About this task
Identify and copy all lines of the material where the string "Статус" is found.

Material provided

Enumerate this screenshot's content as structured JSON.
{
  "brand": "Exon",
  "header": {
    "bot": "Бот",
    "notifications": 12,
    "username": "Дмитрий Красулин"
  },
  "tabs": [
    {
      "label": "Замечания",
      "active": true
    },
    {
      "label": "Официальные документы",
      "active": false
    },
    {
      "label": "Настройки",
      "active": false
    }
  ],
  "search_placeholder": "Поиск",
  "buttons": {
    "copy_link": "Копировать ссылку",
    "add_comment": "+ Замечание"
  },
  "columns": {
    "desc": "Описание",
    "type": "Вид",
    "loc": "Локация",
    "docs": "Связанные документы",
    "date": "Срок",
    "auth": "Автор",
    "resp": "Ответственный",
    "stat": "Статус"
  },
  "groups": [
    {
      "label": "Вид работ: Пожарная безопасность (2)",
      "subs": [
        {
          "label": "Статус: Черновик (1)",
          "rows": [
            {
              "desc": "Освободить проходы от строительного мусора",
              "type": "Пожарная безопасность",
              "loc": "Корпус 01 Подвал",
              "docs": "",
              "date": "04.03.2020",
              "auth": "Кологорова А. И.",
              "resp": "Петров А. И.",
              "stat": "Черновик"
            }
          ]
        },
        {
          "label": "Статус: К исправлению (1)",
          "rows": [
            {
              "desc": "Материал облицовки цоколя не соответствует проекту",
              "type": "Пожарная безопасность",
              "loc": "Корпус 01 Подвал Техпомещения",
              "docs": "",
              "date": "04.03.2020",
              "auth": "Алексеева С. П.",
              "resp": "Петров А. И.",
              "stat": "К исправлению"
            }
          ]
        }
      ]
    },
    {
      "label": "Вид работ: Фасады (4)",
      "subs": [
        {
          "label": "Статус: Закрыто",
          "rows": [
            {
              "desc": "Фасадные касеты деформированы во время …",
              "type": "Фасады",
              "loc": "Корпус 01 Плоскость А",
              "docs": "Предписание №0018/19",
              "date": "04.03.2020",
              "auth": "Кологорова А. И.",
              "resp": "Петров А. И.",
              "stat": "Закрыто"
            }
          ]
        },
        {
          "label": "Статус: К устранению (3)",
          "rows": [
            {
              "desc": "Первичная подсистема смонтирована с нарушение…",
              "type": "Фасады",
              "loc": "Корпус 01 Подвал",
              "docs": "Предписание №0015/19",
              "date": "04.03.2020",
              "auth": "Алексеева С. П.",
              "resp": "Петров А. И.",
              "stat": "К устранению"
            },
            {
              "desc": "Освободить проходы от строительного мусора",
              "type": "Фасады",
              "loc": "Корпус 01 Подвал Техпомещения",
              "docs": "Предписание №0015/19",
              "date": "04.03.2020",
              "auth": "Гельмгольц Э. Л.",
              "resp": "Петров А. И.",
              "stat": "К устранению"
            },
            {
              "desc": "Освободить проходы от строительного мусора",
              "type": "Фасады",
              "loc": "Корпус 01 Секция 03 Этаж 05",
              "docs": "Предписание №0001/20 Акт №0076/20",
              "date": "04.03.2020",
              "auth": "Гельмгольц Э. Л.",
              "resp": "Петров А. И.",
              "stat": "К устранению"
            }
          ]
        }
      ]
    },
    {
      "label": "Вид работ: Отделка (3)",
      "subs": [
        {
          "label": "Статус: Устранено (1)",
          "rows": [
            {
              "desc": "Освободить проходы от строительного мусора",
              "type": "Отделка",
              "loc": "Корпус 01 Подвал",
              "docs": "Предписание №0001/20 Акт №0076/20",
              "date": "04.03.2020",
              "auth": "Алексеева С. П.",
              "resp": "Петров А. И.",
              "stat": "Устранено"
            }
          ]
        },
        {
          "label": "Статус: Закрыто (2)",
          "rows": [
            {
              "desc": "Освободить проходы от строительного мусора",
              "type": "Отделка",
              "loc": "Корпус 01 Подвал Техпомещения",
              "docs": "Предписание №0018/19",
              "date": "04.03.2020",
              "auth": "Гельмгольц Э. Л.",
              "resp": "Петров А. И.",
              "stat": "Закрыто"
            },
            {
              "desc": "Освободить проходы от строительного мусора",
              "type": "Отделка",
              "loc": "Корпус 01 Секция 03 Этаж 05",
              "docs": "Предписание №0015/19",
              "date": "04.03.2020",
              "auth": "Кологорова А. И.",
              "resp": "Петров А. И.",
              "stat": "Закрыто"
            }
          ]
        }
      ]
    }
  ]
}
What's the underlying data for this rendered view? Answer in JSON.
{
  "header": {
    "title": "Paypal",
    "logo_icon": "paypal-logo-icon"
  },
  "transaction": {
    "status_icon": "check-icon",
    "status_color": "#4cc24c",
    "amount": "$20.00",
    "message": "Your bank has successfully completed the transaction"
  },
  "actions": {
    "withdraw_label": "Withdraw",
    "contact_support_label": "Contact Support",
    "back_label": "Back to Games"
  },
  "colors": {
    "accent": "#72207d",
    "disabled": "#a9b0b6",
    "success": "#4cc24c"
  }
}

Answer to the problem
    "stat": "Статус"
          "label": "Статус: Черновик (1)",
          "label": "Статус: К исправлению (1)",
          "label": "Статус: Закрыто",
          "label": "Статус: К устранению (3)",
          "label": "Статус: Устранено (1)",
          "label": "Статус: Закрыто (2)",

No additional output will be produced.